▶ [TASK]: Each entry here is to be restated word for word.

▶ [RECORDS SUPPLIED]:
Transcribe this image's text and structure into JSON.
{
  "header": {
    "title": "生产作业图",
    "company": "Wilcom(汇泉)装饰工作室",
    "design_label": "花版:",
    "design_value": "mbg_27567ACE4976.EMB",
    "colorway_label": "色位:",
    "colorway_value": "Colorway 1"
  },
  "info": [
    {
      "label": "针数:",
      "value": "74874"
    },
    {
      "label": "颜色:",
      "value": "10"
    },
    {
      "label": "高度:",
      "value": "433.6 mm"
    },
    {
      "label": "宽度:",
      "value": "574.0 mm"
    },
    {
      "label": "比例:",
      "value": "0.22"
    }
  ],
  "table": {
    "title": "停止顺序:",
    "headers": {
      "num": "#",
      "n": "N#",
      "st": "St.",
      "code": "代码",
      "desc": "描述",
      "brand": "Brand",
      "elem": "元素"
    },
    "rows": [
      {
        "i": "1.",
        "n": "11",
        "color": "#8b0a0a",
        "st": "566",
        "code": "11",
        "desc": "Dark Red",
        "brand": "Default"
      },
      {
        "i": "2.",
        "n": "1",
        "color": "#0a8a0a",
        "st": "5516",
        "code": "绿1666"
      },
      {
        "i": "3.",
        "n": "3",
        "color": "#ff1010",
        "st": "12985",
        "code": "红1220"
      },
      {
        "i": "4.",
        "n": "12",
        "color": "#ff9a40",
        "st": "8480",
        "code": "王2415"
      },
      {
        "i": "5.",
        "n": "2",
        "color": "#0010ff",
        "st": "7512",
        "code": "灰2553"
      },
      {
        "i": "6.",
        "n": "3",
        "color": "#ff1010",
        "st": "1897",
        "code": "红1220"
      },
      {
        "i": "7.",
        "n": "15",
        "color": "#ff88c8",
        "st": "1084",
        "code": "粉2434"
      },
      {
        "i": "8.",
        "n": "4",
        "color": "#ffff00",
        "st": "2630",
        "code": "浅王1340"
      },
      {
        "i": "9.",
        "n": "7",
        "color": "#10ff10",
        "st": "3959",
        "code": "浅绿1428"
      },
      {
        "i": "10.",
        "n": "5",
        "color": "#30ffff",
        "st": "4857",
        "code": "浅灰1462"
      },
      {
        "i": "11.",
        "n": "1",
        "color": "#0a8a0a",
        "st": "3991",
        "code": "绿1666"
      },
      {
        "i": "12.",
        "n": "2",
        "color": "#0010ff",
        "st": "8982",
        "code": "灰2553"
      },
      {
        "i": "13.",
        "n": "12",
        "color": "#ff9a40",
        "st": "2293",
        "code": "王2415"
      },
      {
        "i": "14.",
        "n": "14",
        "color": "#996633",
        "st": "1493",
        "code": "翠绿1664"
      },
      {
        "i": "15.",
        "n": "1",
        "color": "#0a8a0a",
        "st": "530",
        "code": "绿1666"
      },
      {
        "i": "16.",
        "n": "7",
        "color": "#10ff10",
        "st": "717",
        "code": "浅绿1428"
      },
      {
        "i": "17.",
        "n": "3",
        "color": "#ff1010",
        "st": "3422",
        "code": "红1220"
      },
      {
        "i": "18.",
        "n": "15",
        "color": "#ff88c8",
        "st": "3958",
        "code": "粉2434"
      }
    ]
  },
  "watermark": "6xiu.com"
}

▶ [EXERCISE RESPONSE]:
Transcribe this image's text and structure into JSON.
{
  "header": {
    "title": "生产作业图",
    "company": "Wilcom(汇泉)装饰工作室",
    "design_label": "花版:",
    "design_value": "mbg_27567ACE4976.EMB",
    "colorway_label": "色位:",
    "colorway_value": "Colorway 1"
  },
  "info": [
    {
      "label": "针数:",
      "value": "74874"
    },
    {
      "label": "颜色:",
      "value": "10"
    },
    {
      "label": "高度:",
      "value": "433.6 mm"
    },
    {
      "label": "宽度:",
      "value": "574.0 mm"
    },
    {
      "label": "比例:",
      "value": "0.22"
    }
  ],
  "table": {
    "title": "停止顺序:",
    "headers": {
      "num": "#",
      "n": "N#",
      "st": "St.",
      "code": "代码",
      "desc": "描述",
      "brand": "Brand",
      "elem": "元素"
    },
    "rows": [
      {
        "i": "1.",
        "n": "11",
        "color": "#8b0a0a",
        "st": "566",
        "code": "11",
        "desc": "Dark Red",
        "brand": "Default"
      },
      {
        "i": "2.",
        "n": "1",
        "color": "#0a8a0a",
        "st": "5516",
        "code": "绿1666"
      },
      {
        "i": "3.",
        "n": "3",
        "color": "#ff1010",
        "st": "12985",
        "code": "红1220"
      },
      {
        "i": "4.",
        "n": "12",
        "color": "#ff9a40",
        "st": "8480",
        "code": "王2415"
      },
      {
        "i": "5.",
        "n": "2",
        "color": "#0010ff",
        "st": "7512",
        "code": "灰2553"
      },
      {
        "i": "6.",
        "n": "3",
        "color": "#ff1010",
        "st": "1897",
        "code": "红1220"
      },
      {
        "i": "7.",
        "n": "15",
        "color": "#ff88c8",
        "st": "1084",
        "code": "粉2434"
      },
      {
        "i": "8.",
        "n": "4",
        "color": "#ffff00",
        "st": "2630",
        "code": "浅王1340"
      },
      {
        "i": "9.",
        "n": "7",
        "color": "#10ff10",
        "st": "3959",
        "code": "浅绿1428"
      },
      {
        "i": "10.",
        "n": "5",
        "color": "#30ffff",
        "st": "4857",
        "code": "浅灰1462"
      },
      {
        "i": "11.",
        "n": "1",
        "color": "#0a8a0a",
        "st": "3991",
        "code": "绿1666"
      },
      {
        "i": "12.",
        "n": "2",
        "color": "#0010ff",
        "st": "8982",
        "code": "灰2553"
      },
      {
        "i": "13.",
        "n": "12",
        "color": "#ff9a40",
        "st": "2293",
        "code": "王2415"
      },
      {
        "i": "14.",
        "n": "14",
        "color": "#996633",
        "st": "1493",
        "code": "翠绿1664"
      },
      {
        "i": "15.",
        "n": "1",
        "color": "#0a8a0a",
        "st": "530",
        "code": "绿1666"
      },
      {
        "i": "16.",
        "n": "7",
        "color": "#10ff10",
        "st": "717",
        "code": "浅绿1428"
      },
      {
        "i": "17.",
        "n": "3",
        "color": "#ff1010",
        "st": "3422",
        "code": "红1220"
      },
      {
        "i": "18.",
        "n": "15",
        "color": "#ff88c8",
        "st": "3958",
        "code": "粉2434"
      }
    ]
  },
  "watermark": "6xiu.com"
}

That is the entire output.